The Environmental Flows Project (the Project) was initiated in 2004 by the Caddo Lake Institute and the Nature Conservancy (TNC) in partnership with U.S. Army Corps of Engineers and others.
The Project was started after the State Legislature made the decision that no new water rights would be granted for protection of flows in rivers, lakes and bays. Instead, the state proposed, and enacted in 2007 a law (Senate Bill 3) to provide a process for setting aside water for instream flows in Texas. That law endorsed the process that was being used by the Project.
GOALS & OBJECTIVES
The Project seeks to assure adequate instream flows to sustain the ecological, recreational and economic values of Caddo Lake, its watershed and the larger Cypress Basin.
To reach its goal, the Project has three objectives:
* Official State Recognition of the Need to Protect the Recommended Environmental Flow Regimes Developed in this Project: State action in support of these flow regimes, such as: 1) inclusion of the flow regimes as a goal for the environmental water needs in the regional and state water planning process, or 2) a set-aside of water for these flow regimes.
* Implementation of Strategies to Provide the Flow Regimes Where They are Currently Not Met:Examples of such strategies include a permanent change in the operations of Lake O’ the Pines to provide the flow regimes and an increase in the level of storage in that lake to provide additional water for the flow regimes.
* A Long-Term Program for Adaptive Management: A program for monitoring conditions over the long-term, with periodic reevaluations of the recommended flow regimes and the expected outcomes.
Based on a series of meetings with natural resource experts and stakeholders from the basin, the Project developed recommendations for “Building Blocks” or “environmental flow regimes” that mimic the natural flow patterns with month, season and year variations.
A number of studies were conducted both to test the early recommendations and build a baseline for future reference. In 2011, the U.S. Army Corps of Engineers and the Northeast Texas Municipal Water District (NETMWD) committed to implementing the flow regimes for Big Cypress Bayou with releases of water from Lake O’ the Pines for a five-year test period, to the extent water is available. In exchange, the Project committed to carry out a number of experiments and to monitor conditions in Big Cypress Bayou and Caddo Lake to evaluate the benefit of the releases. One of the experiments is the reintroduction of the American paddlefish. Monitoring projects include tracking changes in soil moisture and vegetation in areas inundated by the recommended high pulse flows.
In the fall of 2016, the results of experimentation and monitoring will be used by the participating experts and stakeholders in the 5th Project Workshop to reevaluate the recommended flow regimes, make any appropriate changes and develop plans for future work.
The Project is relying upon: 1) the experience of the TNC-Corps of Engineers’ Sustainable Rivers Program across the country; 2) the methodology developed by the National Academy of Sciences for the State of Texas for protection of environmental flows; and 3) the generosity of a number of landowners on whose land the Project has monitoring programs.
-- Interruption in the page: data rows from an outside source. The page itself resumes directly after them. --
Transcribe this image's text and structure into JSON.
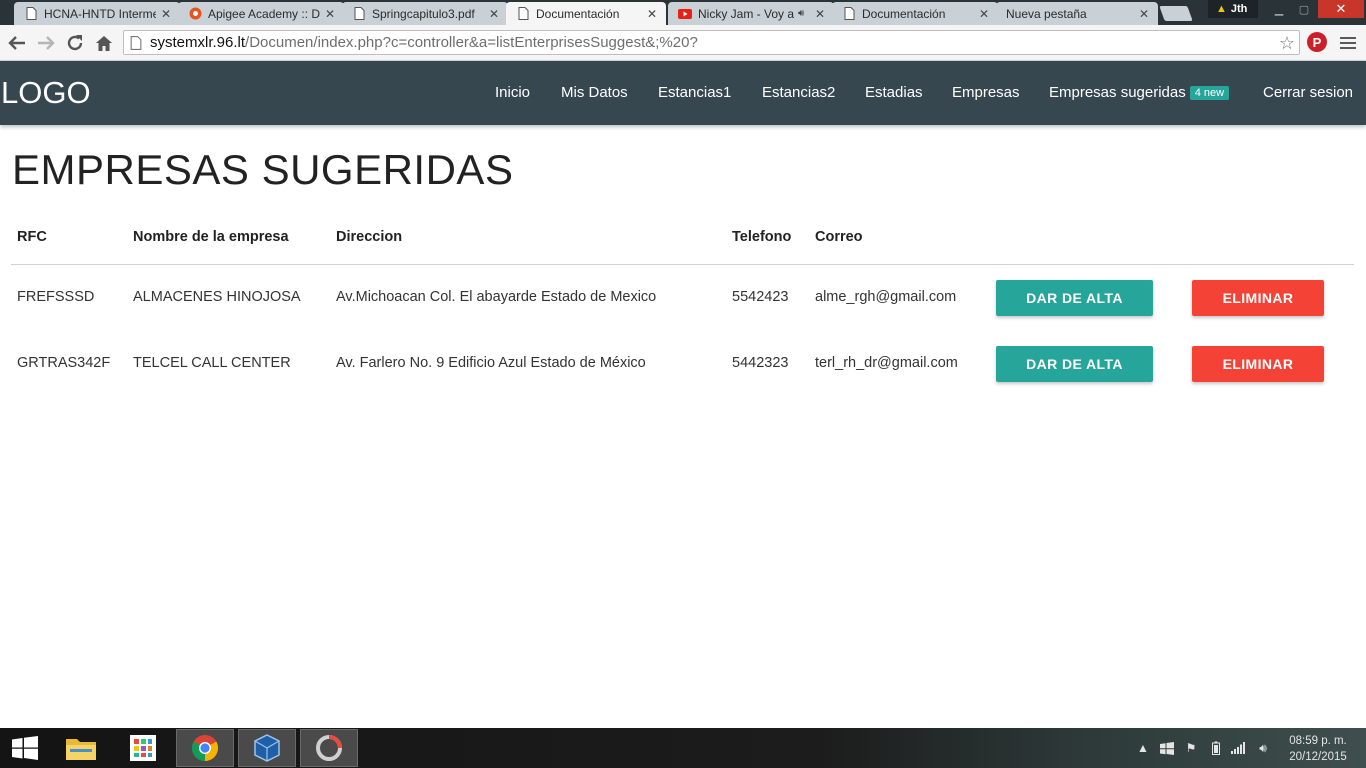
{
  "browser": {
    "tabs": [
      {
        "title": "HCNA-HNTD Interme",
        "icon": "document-icon"
      },
      {
        "title": "Apigee Academy :: D",
        "icon": "apigee-icon"
      },
      {
        "title": "Springcapitulo3.pdf",
        "icon": "document-icon"
      },
      {
        "title": "Documentación",
        "icon": "document-icon"
      },
      {
        "title": "Nicky Jam - Voy a",
        "icon": "youtube-icon"
      },
      {
        "title": "Documentación",
        "icon": "document-icon"
      },
      {
        "title": "Nueva pestaña",
        "icon": "none"
      }
    ],
    "active_tab_index": 3,
    "profile_name": "Jth",
    "url_host": "systemxlr.96.lt",
    "url_path": "/Documen/index.php?c=controller&a=listEnterprisesSuggest&;%20?"
  },
  "navbar": {
    "logo": "LOGO",
    "links": [
      "Inicio",
      "Mis Datos",
      "Estancias1",
      "Estancias2",
      "Estadias",
      "Empresas",
      "Empresas sugeridas",
      "Cerrar sesion"
    ],
    "badge": "4 new",
    "badge_color": "#26a69a",
    "background": "#37474f"
  },
  "page": {
    "title": "EMPRESAS SUGERIDAS",
    "columns": [
      "RFC",
      "Nombre de la empresa",
      "Direccion",
      "Telefono",
      "Correo"
    ],
    "rows": [
      {
        "rfc": "FREFSSSD",
        "nombre": "ALMACENES HINOJOSA",
        "direccion": "Av.Michoacan Col. El abayarde Estado de Mexico",
        "telefono": "5542423",
        "correo": "alme_rgh@gmail.com"
      },
      {
        "rfc": "GRTRAS342F",
        "nombre": "TELCEL CALL CENTER",
        "direccion": "Av. Farlero No. 9 Edificio Azul Estado de México",
        "telefono": "5442323",
        "correo": "terl_rh_dr@gmail.com"
      }
    ],
    "actions": {
      "approve": "DAR DE ALTA",
      "delete": "ELIMINAR"
    },
    "approve_color": "#26a69a",
    "delete_color": "#f44336"
  },
  "taskbar": {
    "apps": [
      "windows-start-icon",
      "file-explorer-icon",
      "store-icon",
      "chrome-icon",
      "virtualbox-icon",
      "recording-app-icon"
    ],
    "time": "08:59 p. m.",
    "date": "20/12/2015"
  }
}
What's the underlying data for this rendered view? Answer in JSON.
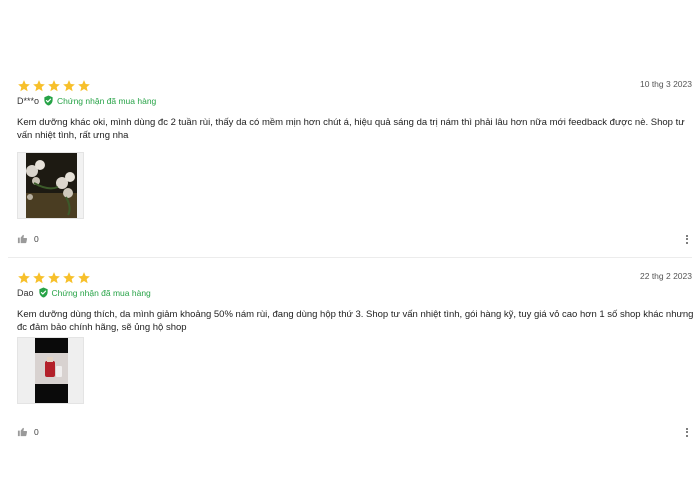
{
  "colors": {
    "star": "#f7c02b",
    "verified": "#27a347",
    "text": "#222222",
    "muted": "#555555"
  },
  "reviews": [
    {
      "rating": 5,
      "date": "10 thg 3 2023",
      "author": "D***o",
      "verified_label": "Chứng nhận đã mua hàng",
      "content": "Kem dưỡng khác oki, mình dùng đc 2 tuần rùi, thấy da có mềm mịn hơn chút á, hiệu quả sáng da trị nám thì phải lâu hơn nữa mới feedback được nè. Shop tư vấn nhiệt tình, rất ưng nha",
      "photo_icon": "review-photo-flowers",
      "like_icon": "thumbs-up-icon",
      "likes": "0",
      "menu_icon": "more-vertical-icon"
    },
    {
      "rating": 5,
      "date": "22 thg 2 2023",
      "author": "Dao",
      "verified_label": "Chứng nhận đã mua hàng",
      "content": "Kem dưỡng dùng thích, da mình giảm khoảng 50% nám rùi, đang dùng hộp thứ 3. Shop tư vấn nhiệt tình, gói hàng kỹ, tuy giá vỏ cao hơn 1 số shop khác nhưng đc đảm bảo chính hãng, sẽ ủng hộ shop",
      "photo_icon": "review-photo-product",
      "like_icon": "thumbs-up-icon",
      "likes": "0",
      "menu_icon": "more-vertical-icon"
    }
  ]
}
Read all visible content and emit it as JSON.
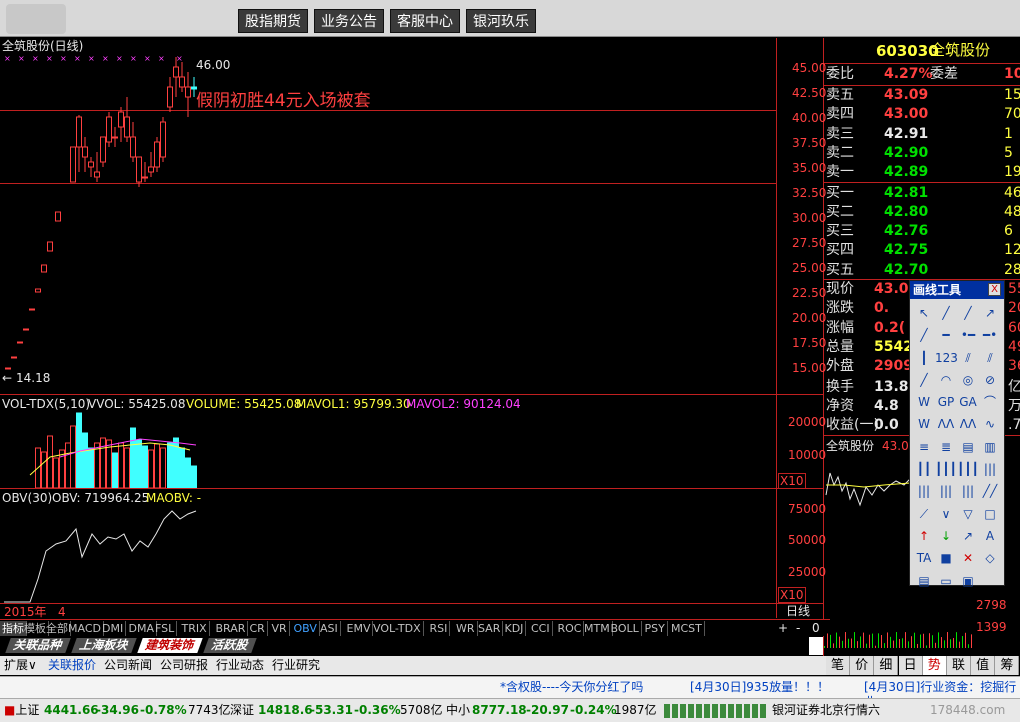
{
  "header": {
    "buttons": [
      "股指期货",
      "业务公告",
      "客服中心",
      "银河玖乐"
    ]
  },
  "chart": {
    "title": "全筑股份(日线)",
    "annotation": "假阴初胜44元入场被套",
    "high_label": "46.00",
    "low_label": "14.18",
    "y_ticks": [
      "45.00",
      "42.50",
      "40.00",
      "37.50",
      "35.00",
      "32.50",
      "30.00",
      "27.50",
      "25.00",
      "22.50",
      "20.00",
      "17.50",
      "15.00"
    ],
    "vol_legend": {
      "name": "VOL-TDX(5,10)",
      "vvol": "VVOL: 55425.08",
      "volume": "VOLUME: 55425.08",
      "mavol1": "MAVOL1: 95799.30",
      "mavol2": "MAVOL2: 90124.04"
    },
    "vol_ticks": [
      "20000",
      "10000"
    ],
    "vol_unit": "X10",
    "obv_legend": {
      "name": "OBV(30)",
      "obv": "OBV: 719964.25",
      "maobv": "MAOBV: -"
    },
    "obv_ticks": [
      "75000",
      "50000",
      "25000"
    ],
    "obv_unit": "X10",
    "date_year": "2015年",
    "date_month": "4",
    "period_label": "日线"
  },
  "indicator_tabs": [
    "指标",
    "模板",
    "全部",
    "MACD",
    "DMI",
    "DMA",
    "FSL",
    "TRIX",
    "BRAR",
    "CR",
    "VR",
    "OBV",
    "ASI",
    "EMV",
    "VOL-TDX",
    "RSI",
    "WR",
    "SAR",
    "KDJ",
    "CCI",
    "ROC",
    "MTM",
    "BOLL",
    "PSY",
    "MCST"
  ],
  "indicator_nav": [
    "+",
    "-",
    "0"
  ],
  "blocks": [
    "关联品种",
    "上海板块",
    "建筑装饰",
    "活跃股"
  ],
  "bottom_links": [
    "扩展∨",
    "关联报价",
    "公司新闻",
    "公司研报",
    "行业动态",
    "行业研究"
  ],
  "right_tabs": [
    "笔",
    "价",
    "细",
    "日",
    "势",
    "联",
    "值",
    "筹"
  ],
  "quote": {
    "code": "603030",
    "name": "全筑股份",
    "wei_bi_label": "委比",
    "wei_bi": "4.27%",
    "wei_cha_label": "委差",
    "wei_cha": "10",
    "asks": [
      {
        "label": "卖五",
        "price": "43.09",
        "vol": "15"
      },
      {
        "label": "卖四",
        "price": "43.00",
        "vol": "70"
      },
      {
        "label": "卖三",
        "price": "42.91",
        "vol": "1"
      },
      {
        "label": "卖二",
        "price": "42.90",
        "vol": "5"
      },
      {
        "label": "卖一",
        "price": "42.89",
        "vol": "19"
      }
    ],
    "bids": [
      {
        "label": "买一",
        "price": "42.81",
        "vol": "46"
      },
      {
        "label": "买二",
        "price": "42.80",
        "vol": "48"
      },
      {
        "label": "买三",
        "price": "42.76",
        "vol": "6"
      },
      {
        "label": "买四",
        "price": "42.75",
        "vol": "12"
      },
      {
        "label": "买五",
        "price": "42.70",
        "vol": "28"
      }
    ],
    "stats": [
      {
        "label": "现价",
        "value": "43.0"
      },
      {
        "label": "涨跌",
        "value": "0."
      },
      {
        "label": "涨幅",
        "value": "0.2("
      },
      {
        "label": "总量",
        "value": "5542"
      },
      {
        "label": "外盘",
        "value": "2909"
      },
      {
        "label": "换手",
        "value": "13.8("
      },
      {
        "label": "净资",
        "value": "4.8"
      },
      {
        "label": "收益(一)",
        "value": "0.0"
      }
    ],
    "stats_right": [
      "55",
      "20",
      "60",
      "49",
      "36",
      "亿",
      "万",
      ".7"
    ],
    "mini_title": "全筑股份",
    "mini_price": "43.0",
    "mini_unit": "X10",
    "mini_ticks": [
      "2798",
      "1399"
    ]
  },
  "tool_panel": {
    "title": "画线工具",
    "close": "X",
    "items": [
      "↖",
      "╱",
      "╱",
      "↗",
      "╱",
      "━",
      "•━",
      "━•",
      "┃",
      "123",
      "⫽",
      "⫽",
      "╱",
      "◠",
      "◎",
      "⊘",
      "W",
      "GP",
      "GA",
      "⌒",
      "W",
      "ΛΛ",
      "ΛΛ",
      "∿",
      "≡",
      "≣",
      "▤",
      "▥",
      "┃┃",
      "┃┃┃",
      "┃┃┃",
      "|||",
      "|||",
      "|||",
      "|||",
      "╱╱",
      "⟋",
      "∨",
      "▽",
      "□",
      "↑",
      "↓",
      "↗",
      "A",
      "TA",
      "■",
      "✕",
      "◇",
      "▤",
      "▭",
      "▣",
      ""
    ]
  },
  "bottom_ticker": {
    "scroll_1": "*含权股----今天你分红了吗",
    "scroll_2": "[4月30日]935放量！！！",
    "scroll_3": "[4月30日]行业资金：挖掘行业",
    "sh_label": "上证",
    "sh_value": "4441.66",
    "sh_change": "-34.96",
    "sh_pct": "-0.78%",
    "sh_amount": "7743亿",
    "sz_label": "深证",
    "sz_value": "14818.6",
    "sz_change": "-53.31",
    "sz_pct": "-0.36%",
    "sz_amount": "5708亿",
    "zx_label": "中小",
    "zx_value": "8777.18",
    "zx_change": "-20.97",
    "zx_pct": "-0.24%",
    "zx_amount": "1987亿",
    "broker": "银河证券北京行情六",
    "watermark": "178448.com"
  },
  "colors": {
    "up": "#ff4040",
    "down": "#40ffff",
    "grid": "#c02020",
    "vol_ma1": "#ffff40",
    "vol_ma2": "#ff40ff"
  }
}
The Project is also indebted to the many experts and stakeholders who have brought their expertise, experience, and perspectives on the work of the Project.
The Project would not be possible without the generous assistance of the U.S. Army Corps of Engineers, U.S. Fish and Wildlife Service, U.S. Geological Survey, the state natural resources agencies of Texas and Louisiana, NETMWD and TNC.
Major funding was provided by the U.S. Army Corps of Engineers, U.S. Fish and Wildlife Service, NETMWD, a number of individuals and the following foundations:
• Coypu Foundation
• Jacob and Terese Hershey Foundation
• Hollomon Price Foundation
• Meadows Foundation
• Cynthia and George Mitchell Foundation
• Skiles Foundation
• Kelcy Warren Foundation
Texas has an abundance of wildlife and natural heritage. Unfortunately, migratory birds are declining, in part due to collisions with brightly lit businesses, homes, and other buildings. We’re calling on all Texans to go Lights Out for Wildlife and save the birds by...